On 25th of September 1989, Inspector S.R. Sharma met Patel, CJM in his chamber to discuss the case involving Jitu Sport where the Police had failed to submit charge-sheet within the 90 days period. During the discussion, Sharma invited the CJM to visit the Police Station to see the papers and said that his visit would mollify the sentiments of the police officials. At 8.35 PM Sharma sent a police Jeep at Patel’s residence and Patel went to the police station in the vehicle. When the CJM arrived in Sharma’s chamber in the Police Station, he was forced to consume liquor which he tried to resist. On this resistance, the CJM was assaulted, handcuffed and tied with rope by Inspector Sharma and other police personnel. Later on, he was sent to Hospital for medical examination, in a handcuffed state, and the police intentionally made him sit in the veranda of Hospital for half an hour, exposing the CJM in that condition to public gaze. The police asked the press to take photographs of the CJM while at the hospital. The pictures were published in ‘Jansatta’ on 26th of September 1989.

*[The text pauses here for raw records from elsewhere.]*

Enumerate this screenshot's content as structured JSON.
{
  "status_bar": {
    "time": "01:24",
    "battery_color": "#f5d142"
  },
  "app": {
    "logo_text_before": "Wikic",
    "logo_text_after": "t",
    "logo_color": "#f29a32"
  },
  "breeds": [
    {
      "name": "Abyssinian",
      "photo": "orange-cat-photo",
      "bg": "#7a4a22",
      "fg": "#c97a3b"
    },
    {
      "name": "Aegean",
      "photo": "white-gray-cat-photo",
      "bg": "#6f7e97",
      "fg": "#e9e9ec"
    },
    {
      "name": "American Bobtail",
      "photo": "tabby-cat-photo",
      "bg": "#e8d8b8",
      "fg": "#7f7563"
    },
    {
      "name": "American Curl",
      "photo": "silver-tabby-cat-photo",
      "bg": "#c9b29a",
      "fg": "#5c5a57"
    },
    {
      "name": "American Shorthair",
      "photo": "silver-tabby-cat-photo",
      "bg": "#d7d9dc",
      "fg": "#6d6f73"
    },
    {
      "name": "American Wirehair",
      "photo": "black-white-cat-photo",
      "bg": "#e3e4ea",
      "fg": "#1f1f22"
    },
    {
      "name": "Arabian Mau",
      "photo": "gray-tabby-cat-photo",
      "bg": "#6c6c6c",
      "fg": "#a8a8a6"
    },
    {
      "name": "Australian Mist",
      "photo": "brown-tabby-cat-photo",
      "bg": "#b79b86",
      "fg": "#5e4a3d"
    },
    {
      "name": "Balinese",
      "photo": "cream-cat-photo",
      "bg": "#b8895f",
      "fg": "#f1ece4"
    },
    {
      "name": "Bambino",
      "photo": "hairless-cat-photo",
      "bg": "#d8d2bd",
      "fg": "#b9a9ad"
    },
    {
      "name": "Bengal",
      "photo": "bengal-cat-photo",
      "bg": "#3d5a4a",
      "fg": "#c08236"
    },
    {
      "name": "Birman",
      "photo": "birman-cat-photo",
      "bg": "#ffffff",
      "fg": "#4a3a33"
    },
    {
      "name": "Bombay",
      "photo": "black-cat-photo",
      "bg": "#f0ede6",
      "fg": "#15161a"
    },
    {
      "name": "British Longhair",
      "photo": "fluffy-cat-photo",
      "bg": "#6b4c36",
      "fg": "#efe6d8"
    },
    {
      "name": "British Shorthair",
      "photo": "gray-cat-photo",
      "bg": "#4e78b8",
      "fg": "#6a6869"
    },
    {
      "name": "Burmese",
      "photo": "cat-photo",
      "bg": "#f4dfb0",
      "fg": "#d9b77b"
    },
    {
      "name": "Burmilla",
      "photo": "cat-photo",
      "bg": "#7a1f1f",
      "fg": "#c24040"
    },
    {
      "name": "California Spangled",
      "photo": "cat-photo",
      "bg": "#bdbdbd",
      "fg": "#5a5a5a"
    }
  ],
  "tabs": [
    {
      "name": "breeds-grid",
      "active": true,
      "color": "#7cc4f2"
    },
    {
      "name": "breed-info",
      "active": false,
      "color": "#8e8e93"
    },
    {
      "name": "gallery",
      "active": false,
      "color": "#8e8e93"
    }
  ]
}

After the matter reached the apex Court, these police officers, contended the authenticity of the CJM’s account. To establish the facts, the Supreme Court appointed Justice R.M Sahai, the senior judge from Allahabad High Court to investigate the matter. He submitted a 140-page detailed report to the Court that was again contended by these police officials, but the Supreme Court didn’t find any merit in their objections. Finally, this report and its findings were accepted by the Supreme Court as authentic, and the case against these police officials proceeded.
The Supreme Court also found that the District Superintendent of Police had been hand in glove with Inspector Sharma by giving him a free hand and not taking any action against him on the complaints of CJM N.L Patel. It also made specific adverse remarks against the then D.G.P of the state K. Dadabhoy and expressed deep resentment over his indifferent attitude towards the incident. The Court recommended departmental action by the State government against the D.G.P.

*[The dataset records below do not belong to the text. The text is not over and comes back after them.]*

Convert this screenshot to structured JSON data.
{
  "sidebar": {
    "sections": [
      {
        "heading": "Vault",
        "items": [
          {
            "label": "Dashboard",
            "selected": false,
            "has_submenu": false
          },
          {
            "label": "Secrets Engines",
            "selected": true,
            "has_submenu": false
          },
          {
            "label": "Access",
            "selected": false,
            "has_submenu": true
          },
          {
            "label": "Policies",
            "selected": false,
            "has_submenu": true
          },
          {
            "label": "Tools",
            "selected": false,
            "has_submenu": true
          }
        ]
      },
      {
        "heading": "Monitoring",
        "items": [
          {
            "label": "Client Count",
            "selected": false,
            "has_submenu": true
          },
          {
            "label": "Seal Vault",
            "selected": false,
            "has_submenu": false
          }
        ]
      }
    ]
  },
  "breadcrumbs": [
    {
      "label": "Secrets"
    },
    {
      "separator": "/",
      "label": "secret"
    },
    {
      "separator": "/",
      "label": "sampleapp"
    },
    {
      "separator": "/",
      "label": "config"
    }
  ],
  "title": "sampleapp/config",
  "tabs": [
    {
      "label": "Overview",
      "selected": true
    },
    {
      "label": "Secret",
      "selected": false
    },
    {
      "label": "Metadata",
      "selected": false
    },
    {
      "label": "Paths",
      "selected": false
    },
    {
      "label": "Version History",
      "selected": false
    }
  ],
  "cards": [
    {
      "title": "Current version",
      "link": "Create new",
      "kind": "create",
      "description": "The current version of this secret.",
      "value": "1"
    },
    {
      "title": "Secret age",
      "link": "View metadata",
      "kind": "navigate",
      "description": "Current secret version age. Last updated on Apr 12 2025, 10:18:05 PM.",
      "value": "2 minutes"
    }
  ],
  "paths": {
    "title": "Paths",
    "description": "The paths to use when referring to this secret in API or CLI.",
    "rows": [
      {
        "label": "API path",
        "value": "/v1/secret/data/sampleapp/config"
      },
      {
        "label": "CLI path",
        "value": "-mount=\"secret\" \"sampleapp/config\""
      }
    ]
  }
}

The Supreme Court convicted Inspector S.R Sharma and sent him to simple imprisonment for six months along with the DSP, D.K Dhagal, who was pronounced guilty and sent to simple imprisonment for one month. Other accomplice police officials too were convicted and jailed.
In the end, the Supreme Court noted that it doesn’t approve the CJM’s conduct in visiting the Police station on the invitation of Inspector Sharma. The honorable court suggested judicial officers refrain from such visits unless officially important, that too under intimation to the District and Session Judge.
The Supreme Court in this case also issued strict guidelines to be followed by the Police for detaining and arresting a judicial officer.
And, do you know the most exciting part of the story? Do you know who had defended those Police officials in the Supreme Court? The defender was none other than legendary Fali S. Nariman, who in November last year had addressed an august gathering that included former President Pranab Mukherjee too, at the Constitution Club in New Delhi, where he is reported to have said that, ‘For Lawyers and Judges, these are difficult times.’
Further, Read More:
A Fly and Fall of concept of ‘Public Interest Litigation’
Matter-Of-Fact: The Reluctance By State Govts For Police Reforms